What is Recovery and Where Do We Find It?
National Alliance on Mental Illness—Principles of Support
How we individually and as a group work toward recovery:
We see the individual first and not the illness—We are humans first which defines who we truly are. Our illnesses are just a part of that.
We recognize that mental illnesses are medical illnesses, that may have environmental triggers—Just like diabetes and heart disease, we don’t know why some people develop mental illness and some with the same risk factors don’t
We understand that mental illnesses are traumatic events—The diagnosis of any illness is traumatic, but ones so poorly understood and with a relative unlikelihood of a cure are even more so. With proper treatment most of the mentally ill can be stabilized and symptoms well controlled.
We aim for better coping skills—Like all of us ill or not, there are ways for us to cope with our unique situations and symptoms better.
We find strength in sharing experiences—Sharing with others helps us realize we are not alone. It allows the exchange of ideas to cope and support when we are not feeling well. Sharing can be done through reading, writing or speaking about our experiences.
We reject stigma and do not allow discrimination—We stand up for ourselves and others with mental illness by speaking and writing about the subject and our experiences. We do not accept it when others put us down.
We won’t judge another’s pain as less than our own—pain is an individual feeling and we cannot possibly tell who is in the most pain.
We forgive ourselves and reject guilt—We have all done things we are less than proud of. Forgiveness of ourselves, especially when these actions are a result of our illnesses, goes a long way towards recovery.
We embrace humor as healthy—As it is for all people, humor has many beneficial results and helps us keep from becoming too serious about the difficulties we have.
We accept that we cannot solve all problems—mentally ill or not, we all will develop problems in life. We cope with these as best we can, but may not come to a resolution on all of them.
We expect a better future in a realistic way—We may never be able to accomplish all of our goals due to symptoms of mental illness, but we do strive for a realistic improvement in our futures.

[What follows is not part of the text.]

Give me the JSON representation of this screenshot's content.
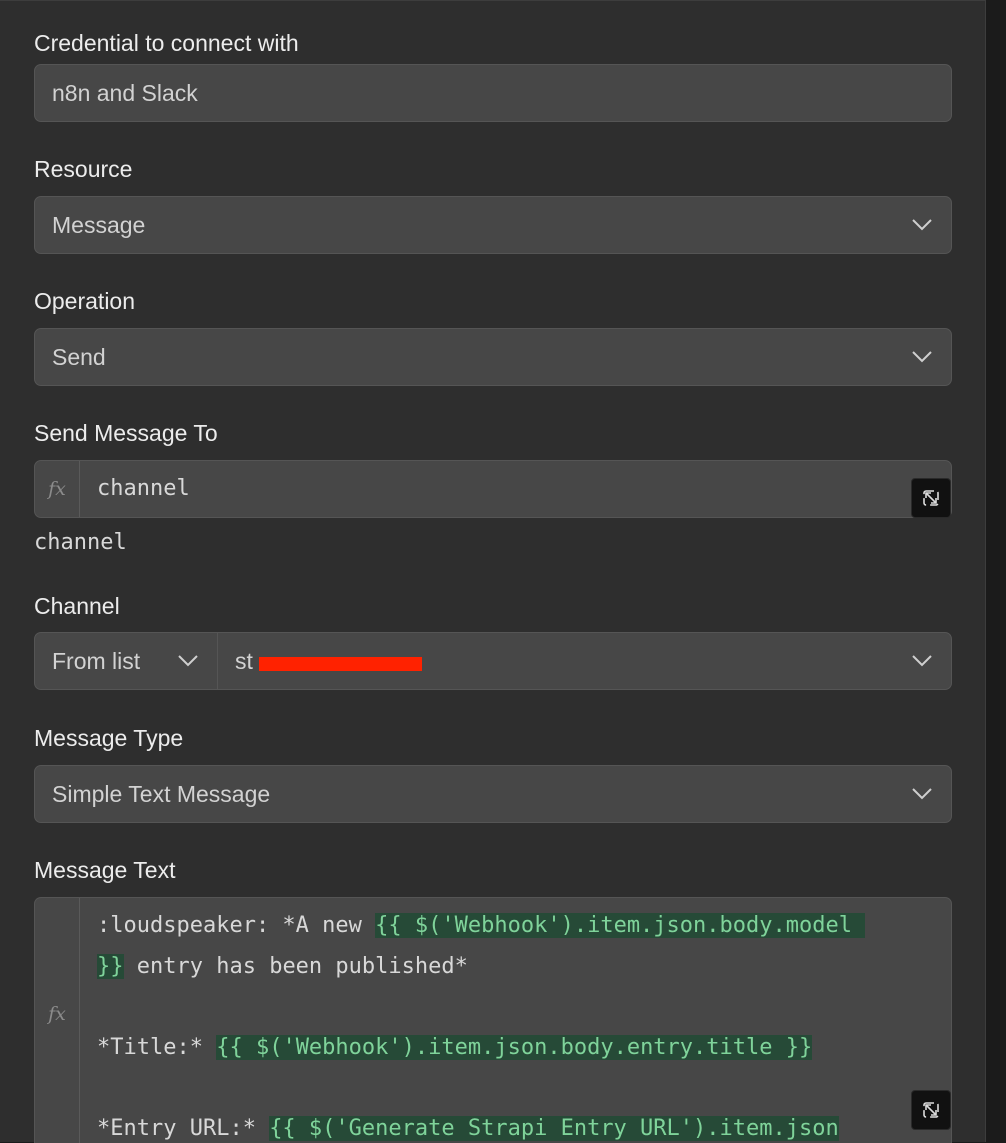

We will never give up hope—Hope allows us to continue to learn both life skills, how to cope with symptoms of our illnesses, and to work toward a more satisfying lives.